Records from a data source
····················

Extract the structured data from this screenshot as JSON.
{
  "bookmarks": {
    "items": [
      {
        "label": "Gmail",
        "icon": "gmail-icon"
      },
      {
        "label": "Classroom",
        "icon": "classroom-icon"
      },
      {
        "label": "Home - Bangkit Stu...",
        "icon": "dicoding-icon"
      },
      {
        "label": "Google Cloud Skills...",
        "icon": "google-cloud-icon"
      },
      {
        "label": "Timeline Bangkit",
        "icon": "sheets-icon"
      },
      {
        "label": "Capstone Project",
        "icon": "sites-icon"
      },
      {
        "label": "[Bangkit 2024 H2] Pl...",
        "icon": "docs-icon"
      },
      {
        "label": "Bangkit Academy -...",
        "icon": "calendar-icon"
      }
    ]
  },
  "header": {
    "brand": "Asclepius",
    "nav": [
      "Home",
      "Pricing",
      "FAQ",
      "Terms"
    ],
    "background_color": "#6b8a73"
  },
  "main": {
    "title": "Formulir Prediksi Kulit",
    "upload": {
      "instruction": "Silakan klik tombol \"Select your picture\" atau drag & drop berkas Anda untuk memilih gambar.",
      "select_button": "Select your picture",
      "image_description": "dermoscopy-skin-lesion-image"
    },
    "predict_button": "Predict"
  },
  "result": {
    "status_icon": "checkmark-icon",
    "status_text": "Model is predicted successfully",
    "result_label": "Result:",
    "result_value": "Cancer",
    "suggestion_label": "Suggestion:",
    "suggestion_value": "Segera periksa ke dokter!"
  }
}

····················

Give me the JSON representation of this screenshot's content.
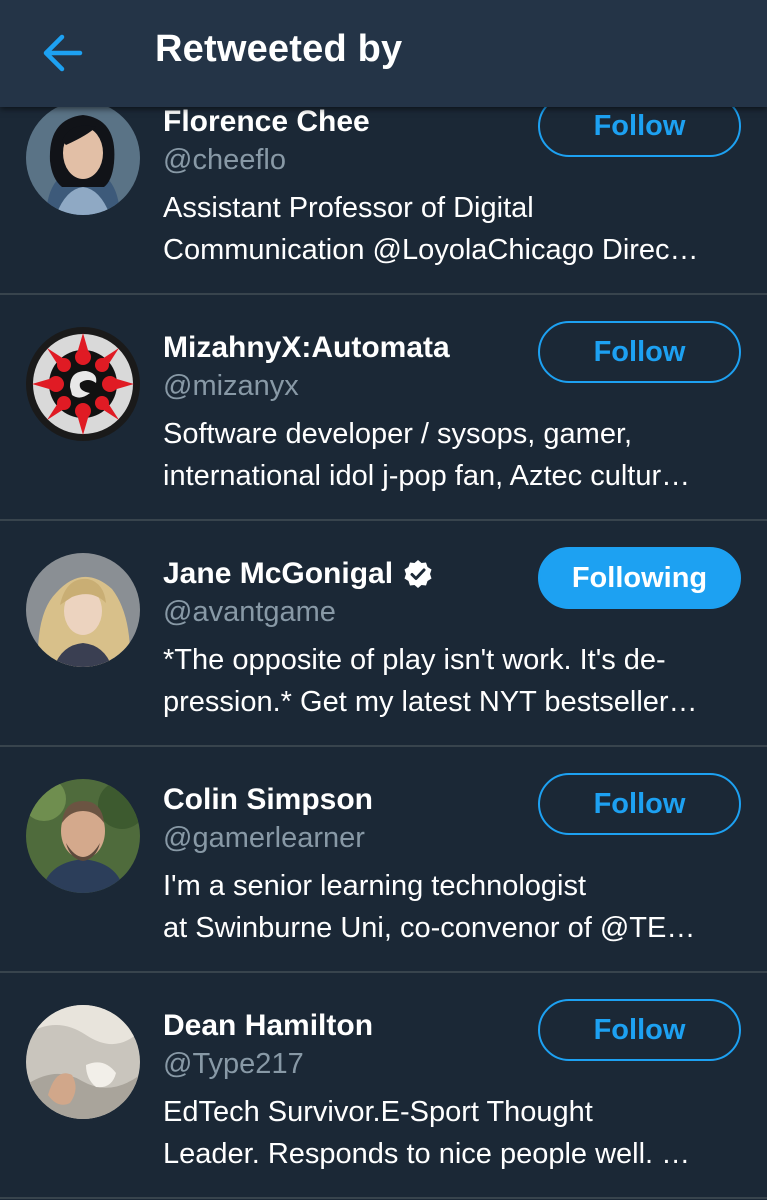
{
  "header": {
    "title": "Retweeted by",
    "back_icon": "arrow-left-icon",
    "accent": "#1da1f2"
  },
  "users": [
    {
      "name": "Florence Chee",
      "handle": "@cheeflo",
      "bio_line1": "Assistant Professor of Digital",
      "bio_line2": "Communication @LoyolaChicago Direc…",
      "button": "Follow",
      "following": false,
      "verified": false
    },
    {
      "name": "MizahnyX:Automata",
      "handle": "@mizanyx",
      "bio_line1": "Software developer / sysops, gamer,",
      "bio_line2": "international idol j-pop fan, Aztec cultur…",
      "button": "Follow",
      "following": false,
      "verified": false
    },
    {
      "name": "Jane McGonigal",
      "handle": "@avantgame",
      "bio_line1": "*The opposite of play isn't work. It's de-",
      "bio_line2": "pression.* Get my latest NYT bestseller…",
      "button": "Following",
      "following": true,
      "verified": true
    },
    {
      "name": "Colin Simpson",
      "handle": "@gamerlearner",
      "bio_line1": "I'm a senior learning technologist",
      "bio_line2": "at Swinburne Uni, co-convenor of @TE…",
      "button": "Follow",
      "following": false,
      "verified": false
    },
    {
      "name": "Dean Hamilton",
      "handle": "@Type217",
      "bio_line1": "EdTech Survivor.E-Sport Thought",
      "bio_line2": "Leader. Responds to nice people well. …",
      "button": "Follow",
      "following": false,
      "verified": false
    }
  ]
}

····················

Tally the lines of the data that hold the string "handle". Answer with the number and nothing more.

Solution for this task — 5